### Input data
>>

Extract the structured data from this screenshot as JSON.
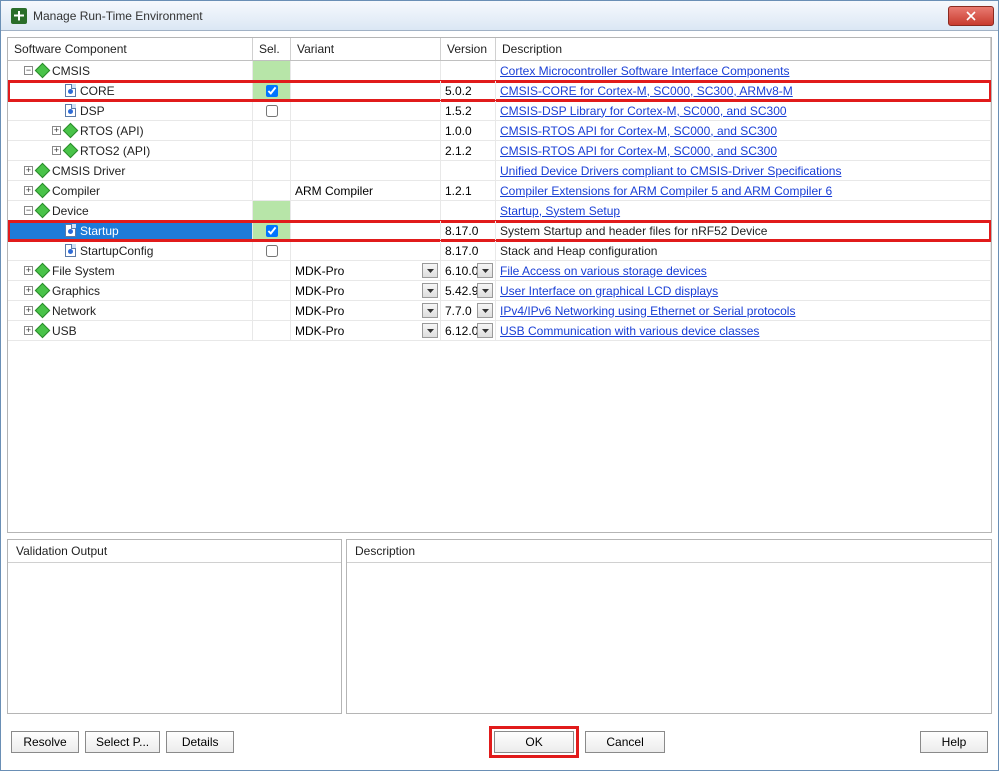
{
  "window": {
    "title": "Manage Run-Time Environment"
  },
  "columns": {
    "component": "Software Component",
    "sel": "Sel.",
    "variant": "Variant",
    "version": "Version",
    "description": "Description"
  },
  "rows": [
    {
      "indent": 0,
      "exp": "-",
      "icon": "diamond",
      "label": "CMSIS",
      "selBg": "green",
      "variant": "",
      "version": "",
      "desc": "Cortex Microcontroller Software Interface Components",
      "link": true,
      "hl": "",
      "selected": false
    },
    {
      "indent": 1,
      "exp": "",
      "icon": "file",
      "label": "CORE",
      "selBg": "green",
      "check": true,
      "variant": "",
      "version": "5.0.2",
      "desc": "CMSIS-CORE for Cortex-M, SC000, SC300, ARMv8-M",
      "link": true,
      "hl": "red",
      "selected": false
    },
    {
      "indent": 1,
      "exp": "",
      "icon": "file",
      "label": "DSP",
      "selBg": "",
      "check": false,
      "variant": "",
      "version": "1.5.2",
      "desc": "CMSIS-DSP Library for Cortex-M, SC000, and SC300",
      "link": true,
      "hl": "",
      "selected": false
    },
    {
      "indent": 1,
      "exp": "+",
      "icon": "diamond",
      "label": "RTOS (API)",
      "selBg": "",
      "variant": "",
      "version": "1.0.0",
      "desc": "CMSIS-RTOS API for Cortex-M, SC000, and SC300",
      "link": true,
      "hl": "",
      "selected": false
    },
    {
      "indent": 1,
      "exp": "+",
      "icon": "diamond",
      "label": "RTOS2 (API)",
      "selBg": "",
      "variant": "",
      "version": "2.1.2",
      "desc": "CMSIS-RTOS API for Cortex-M, SC000, and SC300",
      "link": true,
      "hl": "",
      "selected": false
    },
    {
      "indent": 0,
      "exp": "+",
      "icon": "diamond",
      "label": "CMSIS Driver",
      "selBg": "",
      "variant": "",
      "version": "",
      "desc": "Unified Device Drivers compliant to CMSIS-Driver Specifications",
      "link": true,
      "hl": "",
      "selected": false
    },
    {
      "indent": 0,
      "exp": "+",
      "icon": "diamond",
      "label": "Compiler",
      "selBg": "",
      "variant": "ARM Compiler",
      "version": "1.2.1",
      "desc": "Compiler Extensions for ARM Compiler 5 and ARM Compiler 6",
      "link": true,
      "hl": "",
      "selected": false
    },
    {
      "indent": 0,
      "exp": "-",
      "icon": "diamond",
      "label": "Device",
      "selBg": "green",
      "variant": "",
      "version": "",
      "desc": "Startup, System Setup",
      "link": true,
      "hl": "",
      "selected": false
    },
    {
      "indent": 1,
      "exp": "",
      "icon": "file",
      "label": "Startup",
      "selBg": "green",
      "check": true,
      "variant": "",
      "version": "8.17.0",
      "desc": "System Startup and header files for nRF52 Device",
      "link": false,
      "hl": "red",
      "selected": true
    },
    {
      "indent": 1,
      "exp": "",
      "icon": "file",
      "label": "StartupConfig",
      "selBg": "",
      "check": false,
      "variant": "",
      "version": "8.17.0",
      "desc": "Stack and Heap configuration",
      "link": false,
      "hl": "",
      "selected": false
    },
    {
      "indent": 0,
      "exp": "+",
      "icon": "diamond",
      "label": "File System",
      "selBg": "",
      "variant": "MDK-Pro",
      "variantDrop": true,
      "version": "6.10.0",
      "versionDrop": true,
      "desc": "File Access on various storage devices",
      "link": true,
      "hl": "",
      "selected": false
    },
    {
      "indent": 0,
      "exp": "+",
      "icon": "diamond",
      "label": "Graphics",
      "selBg": "",
      "variant": "MDK-Pro",
      "variantDrop": true,
      "version": "5.42.9",
      "versionDrop": true,
      "desc": "User Interface on graphical LCD displays",
      "link": true,
      "hl": "",
      "selected": false
    },
    {
      "indent": 0,
      "exp": "+",
      "icon": "diamond",
      "label": "Network",
      "selBg": "",
      "variant": "MDK-Pro",
      "variantDrop": true,
      "version": "7.7.0",
      "versionDrop": true,
      "desc": "IPv4/IPv6 Networking using Ethernet or Serial protocols",
      "link": true,
      "hl": "",
      "selected": false
    },
    {
      "indent": 0,
      "exp": "+",
      "icon": "diamond",
      "label": "USB",
      "selBg": "",
      "variant": "MDK-Pro",
      "variantDrop": true,
      "version": "6.12.0",
      "versionDrop": true,
      "desc": "USB Communication with various device classes",
      "link": true,
      "hl": "",
      "selected": false
    }
  ],
  "panes": {
    "validation_header": "Validation Output",
    "description_header": "Description"
  },
  "buttons": {
    "resolve": "Resolve",
    "select_p": "Select P...",
    "details": "Details",
    "ok": "OK",
    "cancel": "Cancel",
    "help": "Help"
  }
}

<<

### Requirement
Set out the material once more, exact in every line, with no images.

### Answer section
Extract the structured data from this screenshot as JSON.
{
  "window": {
    "title": "Manage Run-Time Environment"
  },
  "columns": {
    "component": "Software Component",
    "sel": "Sel.",
    "variant": "Variant",
    "version": "Version",
    "description": "Description"
  },
  "rows": [
    {
      "indent": 0,
      "exp": "-",
      "icon": "diamond",
      "label": "CMSIS",
      "selBg": "green",
      "variant": "",
      "version": "",
      "desc": "Cortex Microcontroller Software Interface Components",
      "link": true,
      "hl": "",
      "selected": false
    },
    {
      "indent": 1,
      "exp": "",
      "icon": "file",
      "label": "CORE",
      "selBg": "green",
      "check": true,
      "variant": "",
      "version": "5.0.2",
      "desc": "CMSIS-CORE for Cortex-M, SC000, SC300, ARMv8-M",
      "link": true,
      "hl": "red",
      "selected": false
    },
    {
      "indent": 1,
      "exp": "",
      "icon": "file",
      "label": "DSP",
      "selBg": "",
      "check": false,
      "variant": "",
      "version": "1.5.2",
      "desc": "CMSIS-DSP Library for Cortex-M, SC000, and SC300",
      "link": true,
      "hl": "",
      "selected": false
    },
    {
      "indent": 1,
      "exp": "+",
      "icon": "diamond",
      "label": "RTOS (API)",
      "selBg": "",
      "variant": "",
      "version": "1.0.0",
      "desc": "CMSIS-RTOS API for Cortex-M, SC000, and SC300",
      "link": true,
      "hl": "",
      "selected": false
    },
    {
      "indent": 1,
      "exp": "+",
      "icon": "diamond",
      "label": "RTOS2 (API)",
      "selBg": "",
      "variant": "",
      "version": "2.1.2",
      "desc": "CMSIS-RTOS API for Cortex-M, SC000, and SC300",
      "link": true,
      "hl": "",
      "selected": false
    },
    {
      "indent": 0,
      "exp": "+",
      "icon": "diamond",
      "label": "CMSIS Driver",
      "selBg": "",
      "variant": "",
      "version": "",
      "desc": "Unified Device Drivers compliant to CMSIS-Driver Specifications",
      "link": true,
      "hl": "",
      "selected": false
    },
    {
      "indent": 0,
      "exp": "+",
      "icon": "diamond",
      "label": "Compiler",
      "selBg": "",
      "variant": "ARM Compiler",
      "version": "1.2.1",
      "desc": "Compiler Extensions for ARM Compiler 5 and ARM Compiler 6",
      "link": true,
      "hl": "",
      "selected": false
    },
    {
      "indent": 0,
      "exp": "-",
      "icon": "diamond",
      "label": "Device",
      "selBg": "green",
      "variant": "",
      "version": "",
      "desc": "Startup, System Setup",
      "link": true,
      "hl": "",
      "selected": false
    },
    {
      "indent": 1,
      "exp": "",
      "icon": "file",
      "label": "Startup",
      "selBg": "green",
      "check": true,
      "variant": "",
      "version": "8.17.0",
      "desc": "System Startup and header files for nRF52 Device",
      "link": false,
      "hl": "red",
      "selected": true
    },
    {
      "indent": 1,
      "exp": "",
      "icon": "file",
      "label": "StartupConfig",
      "selBg": "",
      "check": false,
      "variant": "",
      "version": "8.17.0",
      "desc": "Stack and Heap configuration",
      "link": false,
      "hl": "",
      "selected": false
    },
    {
      "indent": 0,
      "exp": "+",
      "icon": "diamond",
      "label": "File System",
      "selBg": "",
      "variant": "MDK-Pro",
      "variantDrop": true,
      "version": "6.10.0",
      "versionDrop": true,
      "desc": "File Access on various storage devices",
      "link": true,
      "hl": "",
      "selected": false
    },
    {
      "indent": 0,
      "exp": "+",
      "icon": "diamond",
      "label": "Graphics",
      "selBg": "",
      "variant": "MDK-Pro",
      "variantDrop": true,
      "version": "5.42.9",
      "versionDrop": true,
      "desc": "User Interface on graphical LCD displays",
      "link": true,
      "hl": "",
      "selected": false
    },
    {
      "indent": 0,
      "exp": "+",
      "icon": "diamond",
      "label": "Network",
      "selBg": "",
      "variant": "MDK-Pro",
      "variantDrop": true,
      "version": "7.7.0",
      "versionDrop": true,
      "desc": "IPv4/IPv6 Networking using Ethernet or Serial protocols",
      "link": true,
      "hl": "",
      "selected": false
    },
    {
      "indent": 0,
      "exp": "+",
      "icon": "diamond",
      "label": "USB",
      "selBg": "",
      "variant": "MDK-Pro",
      "variantDrop": true,
      "version": "6.12.0",
      "versionDrop": true,
      "desc": "USB Communication with various device classes",
      "link": true,
      "hl": "",
      "selected": false
    }
  ],
  "panes": {
    "validation_header": "Validation Output",
    "description_header": "Description"
  },
  "buttons": {
    "resolve": "Resolve",
    "select_p": "Select P...",
    "details": "Details",
    "ok": "OK",
    "cancel": "Cancel",
    "help": "Help"
  }
}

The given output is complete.